WHAT THE TASK REQUIRES -
Reply with each record repeated exactly.

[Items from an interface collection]
········

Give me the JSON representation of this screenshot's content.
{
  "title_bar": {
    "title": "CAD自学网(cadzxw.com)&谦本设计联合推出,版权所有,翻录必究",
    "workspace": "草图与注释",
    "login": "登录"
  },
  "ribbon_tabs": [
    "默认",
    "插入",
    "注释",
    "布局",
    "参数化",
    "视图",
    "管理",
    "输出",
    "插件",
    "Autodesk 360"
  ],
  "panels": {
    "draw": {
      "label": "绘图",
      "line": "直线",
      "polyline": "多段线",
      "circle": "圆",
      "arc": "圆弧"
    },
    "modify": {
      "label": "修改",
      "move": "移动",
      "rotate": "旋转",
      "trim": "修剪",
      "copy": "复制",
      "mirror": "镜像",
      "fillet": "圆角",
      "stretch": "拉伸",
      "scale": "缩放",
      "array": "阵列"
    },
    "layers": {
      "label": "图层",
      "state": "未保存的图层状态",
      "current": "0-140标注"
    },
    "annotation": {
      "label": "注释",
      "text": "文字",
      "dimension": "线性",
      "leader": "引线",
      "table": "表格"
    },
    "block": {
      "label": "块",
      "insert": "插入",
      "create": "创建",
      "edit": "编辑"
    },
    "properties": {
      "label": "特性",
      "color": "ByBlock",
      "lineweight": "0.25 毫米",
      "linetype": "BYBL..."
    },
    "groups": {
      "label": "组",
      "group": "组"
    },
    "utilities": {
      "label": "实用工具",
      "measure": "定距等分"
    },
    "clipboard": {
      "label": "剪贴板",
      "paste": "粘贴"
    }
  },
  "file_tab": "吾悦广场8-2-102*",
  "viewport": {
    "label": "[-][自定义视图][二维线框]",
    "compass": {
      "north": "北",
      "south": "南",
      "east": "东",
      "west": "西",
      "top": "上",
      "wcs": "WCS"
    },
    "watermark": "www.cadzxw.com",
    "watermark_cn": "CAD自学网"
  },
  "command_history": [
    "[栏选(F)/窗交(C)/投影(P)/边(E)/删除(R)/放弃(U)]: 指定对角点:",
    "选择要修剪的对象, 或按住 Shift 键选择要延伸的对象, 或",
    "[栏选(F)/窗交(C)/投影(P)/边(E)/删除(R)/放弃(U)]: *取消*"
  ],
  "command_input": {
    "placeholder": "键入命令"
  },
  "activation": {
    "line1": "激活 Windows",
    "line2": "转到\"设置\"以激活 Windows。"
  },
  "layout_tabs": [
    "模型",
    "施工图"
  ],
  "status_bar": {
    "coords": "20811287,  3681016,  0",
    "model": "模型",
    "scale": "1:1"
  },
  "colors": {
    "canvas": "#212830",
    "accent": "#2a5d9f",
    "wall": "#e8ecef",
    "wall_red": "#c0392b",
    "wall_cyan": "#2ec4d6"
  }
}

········

RESULT FOR THIS TASK -
Give me the JSON representation of this screenshot's content.
{
  "title_bar": {
    "title": "CAD自学网(cadzxw.com)&谦本设计联合推出,版权所有,翻录必究",
    "workspace": "草图与注释",
    "login": "登录"
  },
  "ribbon_tabs": [
    "默认",
    "插入",
    "注释",
    "布局",
    "参数化",
    "视图",
    "管理",
    "输出",
    "插件",
    "Autodesk 360"
  ],
  "panels": {
    "draw": {
      "label": "绘图",
      "line": "直线",
      "polyline": "多段线",
      "circle": "圆",
      "arc": "圆弧"
    },
    "modify": {
      "label": "修改",
      "move": "移动",
      "rotate": "旋转",
      "trim": "修剪",
      "copy": "复制",
      "mirror": "镜像",
      "fillet": "圆角",
      "stretch": "拉伸",
      "scale": "缩放",
      "array": "阵列"
    },
    "layers": {
      "label": "图层",
      "state": "未保存的图层状态",
      "current": "0-140标注"
    },
    "annotation": {
      "label": "注释",
      "text": "文字",
      "dimension": "线性",
      "leader": "引线",
      "table": "表格"
    },
    "block": {
      "label": "块",
      "insert": "插入",
      "create": "创建",
      "edit": "编辑"
    },
    "properties": {
      "label": "特性",
      "color": "ByBlock",
      "lineweight": "0.25 毫米",
      "linetype": "BYBL..."
    },
    "groups": {
      "label": "组",
      "group": "组"
    },
    "utilities": {
      "label": "实用工具",
      "measure": "定距等分"
    },
    "clipboard": {
      "label": "剪贴板",
      "paste": "粘贴"
    }
  },
  "file_tab": "吾悦广场8-2-102*",
  "viewport": {
    "label": "[-][自定义视图][二维线框]",
    "compass": {
      "north": "北",
      "south": "南",
      "east": "东",
      "west": "西",
      "top": "上",
      "wcs": "WCS"
    },
    "watermark": "www.cadzxw.com",
    "watermark_cn": "CAD自学网"
  },
  "command_history": [
    "[栏选(F)/窗交(C)/投影(P)/边(E)/删除(R)/放弃(U)]: 指定对角点:",
    "选择要修剪的对象, 或按住 Shift 键选择要延伸的对象, 或",
    "[栏选(F)/窗交(C)/投影(P)/边(E)/删除(R)/放弃(U)]: *取消*"
  ],
  "command_input": {
    "placeholder": "键入命令"
  },
  "activation": {
    "line1": "激活 Windows",
    "line2": "转到\"设置\"以激活 Windows。"
  },
  "layout_tabs": [
    "模型",
    "施工图"
  ],
  "status_bar": {
    "coords": "20811287,  3681016,  0",
    "model": "模型",
    "scale": "1:1"
  },
  "colors": {
    "canvas": "#212830",
    "accent": "#2a5d9f",
    "wall": "#e8ecef",
    "wall_red": "#c0392b",
    "wall_cyan": "#2ec4d6"
  }
}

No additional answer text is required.